[Source records]

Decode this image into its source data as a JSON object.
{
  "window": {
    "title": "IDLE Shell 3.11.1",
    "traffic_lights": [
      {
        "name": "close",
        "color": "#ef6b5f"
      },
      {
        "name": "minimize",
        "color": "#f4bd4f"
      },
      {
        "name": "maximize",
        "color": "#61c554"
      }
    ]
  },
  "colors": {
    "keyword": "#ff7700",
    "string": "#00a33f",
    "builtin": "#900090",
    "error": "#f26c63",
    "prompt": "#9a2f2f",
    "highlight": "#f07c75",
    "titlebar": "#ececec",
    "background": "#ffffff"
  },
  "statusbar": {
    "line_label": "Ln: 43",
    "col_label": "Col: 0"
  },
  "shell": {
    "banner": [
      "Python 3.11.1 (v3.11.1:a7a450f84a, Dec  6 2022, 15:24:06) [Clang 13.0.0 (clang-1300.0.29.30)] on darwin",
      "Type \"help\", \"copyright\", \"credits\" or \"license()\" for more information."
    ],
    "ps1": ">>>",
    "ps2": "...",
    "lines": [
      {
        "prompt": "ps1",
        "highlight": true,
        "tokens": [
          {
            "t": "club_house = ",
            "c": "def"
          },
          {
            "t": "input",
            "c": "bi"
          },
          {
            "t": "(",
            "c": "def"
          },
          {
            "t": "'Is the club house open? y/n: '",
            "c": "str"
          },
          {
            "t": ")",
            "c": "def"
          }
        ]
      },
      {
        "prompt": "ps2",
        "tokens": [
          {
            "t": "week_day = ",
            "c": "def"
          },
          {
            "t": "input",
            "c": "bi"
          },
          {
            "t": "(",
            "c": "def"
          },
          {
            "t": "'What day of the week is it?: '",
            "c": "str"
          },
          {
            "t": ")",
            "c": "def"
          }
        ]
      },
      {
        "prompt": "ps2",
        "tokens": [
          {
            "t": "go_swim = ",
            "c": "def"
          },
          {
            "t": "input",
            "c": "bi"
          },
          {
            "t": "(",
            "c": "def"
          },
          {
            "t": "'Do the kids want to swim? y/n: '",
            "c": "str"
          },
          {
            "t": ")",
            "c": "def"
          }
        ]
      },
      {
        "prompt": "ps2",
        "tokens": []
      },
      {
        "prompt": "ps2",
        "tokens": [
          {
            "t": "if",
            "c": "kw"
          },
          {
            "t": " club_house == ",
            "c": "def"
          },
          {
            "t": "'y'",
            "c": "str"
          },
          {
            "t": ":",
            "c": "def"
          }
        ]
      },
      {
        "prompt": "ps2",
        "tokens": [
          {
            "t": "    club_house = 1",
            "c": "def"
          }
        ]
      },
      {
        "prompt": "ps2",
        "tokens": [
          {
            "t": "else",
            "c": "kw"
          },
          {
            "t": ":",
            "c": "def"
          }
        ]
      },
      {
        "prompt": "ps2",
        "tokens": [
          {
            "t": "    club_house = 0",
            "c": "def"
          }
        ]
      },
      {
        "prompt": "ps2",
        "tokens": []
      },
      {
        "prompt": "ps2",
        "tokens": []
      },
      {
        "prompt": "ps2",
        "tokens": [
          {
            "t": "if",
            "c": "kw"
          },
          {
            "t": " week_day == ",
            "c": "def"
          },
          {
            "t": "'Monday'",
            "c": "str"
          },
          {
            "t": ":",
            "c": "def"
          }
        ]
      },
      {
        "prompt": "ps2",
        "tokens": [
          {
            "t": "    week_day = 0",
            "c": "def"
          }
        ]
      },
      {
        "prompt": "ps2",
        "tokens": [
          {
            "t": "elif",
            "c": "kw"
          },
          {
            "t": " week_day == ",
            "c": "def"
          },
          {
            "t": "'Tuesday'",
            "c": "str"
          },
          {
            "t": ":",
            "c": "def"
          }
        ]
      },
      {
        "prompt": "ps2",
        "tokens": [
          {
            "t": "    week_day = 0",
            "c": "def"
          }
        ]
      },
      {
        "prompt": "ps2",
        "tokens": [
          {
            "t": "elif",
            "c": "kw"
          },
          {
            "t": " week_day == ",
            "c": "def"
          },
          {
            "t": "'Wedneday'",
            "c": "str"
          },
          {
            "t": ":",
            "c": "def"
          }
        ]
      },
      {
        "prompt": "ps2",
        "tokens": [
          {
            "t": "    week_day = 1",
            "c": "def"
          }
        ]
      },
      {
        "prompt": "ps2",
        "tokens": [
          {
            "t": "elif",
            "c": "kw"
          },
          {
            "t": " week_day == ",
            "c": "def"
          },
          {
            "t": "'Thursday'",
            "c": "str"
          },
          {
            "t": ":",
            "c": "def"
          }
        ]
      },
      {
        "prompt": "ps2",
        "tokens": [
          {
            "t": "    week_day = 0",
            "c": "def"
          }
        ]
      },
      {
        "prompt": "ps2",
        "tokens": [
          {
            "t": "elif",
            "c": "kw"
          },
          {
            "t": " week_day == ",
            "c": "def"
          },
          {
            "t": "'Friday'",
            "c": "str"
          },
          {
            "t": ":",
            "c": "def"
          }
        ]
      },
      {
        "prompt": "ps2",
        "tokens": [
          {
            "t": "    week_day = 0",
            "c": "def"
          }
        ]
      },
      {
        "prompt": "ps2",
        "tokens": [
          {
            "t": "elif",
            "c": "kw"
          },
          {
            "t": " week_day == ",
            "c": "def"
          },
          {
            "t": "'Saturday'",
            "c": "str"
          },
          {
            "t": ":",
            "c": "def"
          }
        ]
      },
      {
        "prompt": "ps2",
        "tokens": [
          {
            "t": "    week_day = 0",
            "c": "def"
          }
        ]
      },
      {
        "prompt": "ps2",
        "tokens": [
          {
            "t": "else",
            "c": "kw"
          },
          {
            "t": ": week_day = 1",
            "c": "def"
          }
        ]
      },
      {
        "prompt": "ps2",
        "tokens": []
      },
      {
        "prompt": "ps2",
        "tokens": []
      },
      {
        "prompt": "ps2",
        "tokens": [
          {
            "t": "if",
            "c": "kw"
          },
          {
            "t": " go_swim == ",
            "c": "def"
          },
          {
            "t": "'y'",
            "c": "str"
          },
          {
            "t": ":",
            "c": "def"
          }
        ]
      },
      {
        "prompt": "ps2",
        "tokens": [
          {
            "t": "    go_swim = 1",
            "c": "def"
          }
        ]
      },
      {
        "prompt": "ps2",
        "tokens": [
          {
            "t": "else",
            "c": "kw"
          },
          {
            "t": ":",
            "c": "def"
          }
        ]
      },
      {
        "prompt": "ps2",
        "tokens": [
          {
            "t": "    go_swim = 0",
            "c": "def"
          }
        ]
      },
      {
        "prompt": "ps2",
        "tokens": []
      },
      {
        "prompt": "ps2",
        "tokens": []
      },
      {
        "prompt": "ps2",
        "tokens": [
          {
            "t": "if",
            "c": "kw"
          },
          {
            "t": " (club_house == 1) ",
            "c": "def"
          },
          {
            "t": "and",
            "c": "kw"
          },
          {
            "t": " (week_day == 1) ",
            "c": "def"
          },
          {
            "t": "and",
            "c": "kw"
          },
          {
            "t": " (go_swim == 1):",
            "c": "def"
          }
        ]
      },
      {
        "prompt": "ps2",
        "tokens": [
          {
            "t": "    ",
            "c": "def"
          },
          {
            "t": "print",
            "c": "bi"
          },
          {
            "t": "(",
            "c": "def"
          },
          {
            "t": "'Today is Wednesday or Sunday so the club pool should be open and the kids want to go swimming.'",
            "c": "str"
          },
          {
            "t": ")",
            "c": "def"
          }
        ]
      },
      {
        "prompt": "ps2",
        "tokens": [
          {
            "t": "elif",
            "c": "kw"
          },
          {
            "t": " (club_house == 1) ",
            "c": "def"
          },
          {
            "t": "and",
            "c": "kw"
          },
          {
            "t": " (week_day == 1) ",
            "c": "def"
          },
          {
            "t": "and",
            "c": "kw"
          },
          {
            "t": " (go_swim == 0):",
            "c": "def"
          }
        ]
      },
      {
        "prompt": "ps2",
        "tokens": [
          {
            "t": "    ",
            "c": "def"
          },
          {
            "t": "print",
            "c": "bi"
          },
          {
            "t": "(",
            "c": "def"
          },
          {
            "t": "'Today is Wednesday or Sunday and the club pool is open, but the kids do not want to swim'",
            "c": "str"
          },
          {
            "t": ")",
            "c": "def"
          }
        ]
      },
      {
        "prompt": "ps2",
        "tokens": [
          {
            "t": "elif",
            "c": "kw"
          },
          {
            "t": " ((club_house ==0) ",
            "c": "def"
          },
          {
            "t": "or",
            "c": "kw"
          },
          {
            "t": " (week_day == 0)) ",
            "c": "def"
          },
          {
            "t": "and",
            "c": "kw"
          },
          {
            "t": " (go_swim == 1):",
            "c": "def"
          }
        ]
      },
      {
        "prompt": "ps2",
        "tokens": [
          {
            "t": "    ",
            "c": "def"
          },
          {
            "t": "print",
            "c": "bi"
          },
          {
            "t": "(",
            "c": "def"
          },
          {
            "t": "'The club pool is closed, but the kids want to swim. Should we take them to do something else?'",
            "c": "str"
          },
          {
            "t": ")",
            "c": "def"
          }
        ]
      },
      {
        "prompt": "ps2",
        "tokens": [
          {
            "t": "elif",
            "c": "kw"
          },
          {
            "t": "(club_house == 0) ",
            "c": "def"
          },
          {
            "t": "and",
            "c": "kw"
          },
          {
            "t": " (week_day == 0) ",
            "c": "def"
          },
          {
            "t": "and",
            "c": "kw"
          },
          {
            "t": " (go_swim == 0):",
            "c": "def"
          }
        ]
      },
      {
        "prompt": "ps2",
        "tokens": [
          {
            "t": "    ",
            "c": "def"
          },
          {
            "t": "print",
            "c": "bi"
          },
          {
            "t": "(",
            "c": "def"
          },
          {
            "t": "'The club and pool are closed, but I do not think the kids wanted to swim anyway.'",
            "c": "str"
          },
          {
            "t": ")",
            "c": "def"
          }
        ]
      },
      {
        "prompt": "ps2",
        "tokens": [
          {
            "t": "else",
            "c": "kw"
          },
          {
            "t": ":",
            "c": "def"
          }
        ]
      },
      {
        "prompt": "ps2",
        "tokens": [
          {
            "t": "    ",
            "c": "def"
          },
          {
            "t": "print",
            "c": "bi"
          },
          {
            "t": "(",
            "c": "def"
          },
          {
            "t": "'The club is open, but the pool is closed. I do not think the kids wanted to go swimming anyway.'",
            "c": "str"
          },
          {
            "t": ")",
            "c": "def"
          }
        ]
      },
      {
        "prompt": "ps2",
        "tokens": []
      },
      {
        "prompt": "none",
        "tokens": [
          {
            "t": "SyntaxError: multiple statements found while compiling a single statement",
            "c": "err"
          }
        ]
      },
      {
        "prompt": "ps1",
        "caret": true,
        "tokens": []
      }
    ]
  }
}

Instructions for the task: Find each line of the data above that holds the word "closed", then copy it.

Task answer:
            "t": "'The club pool is closed, but the kids want to swim. Should we take them to do something else?'",
            "t": "'The club and pool are closed, but I do not think the kids wanted to swim anyway.'",
            "t": "'The club is open, but the pool is closed. I do not think the kids wanted to go swimming anyway.'",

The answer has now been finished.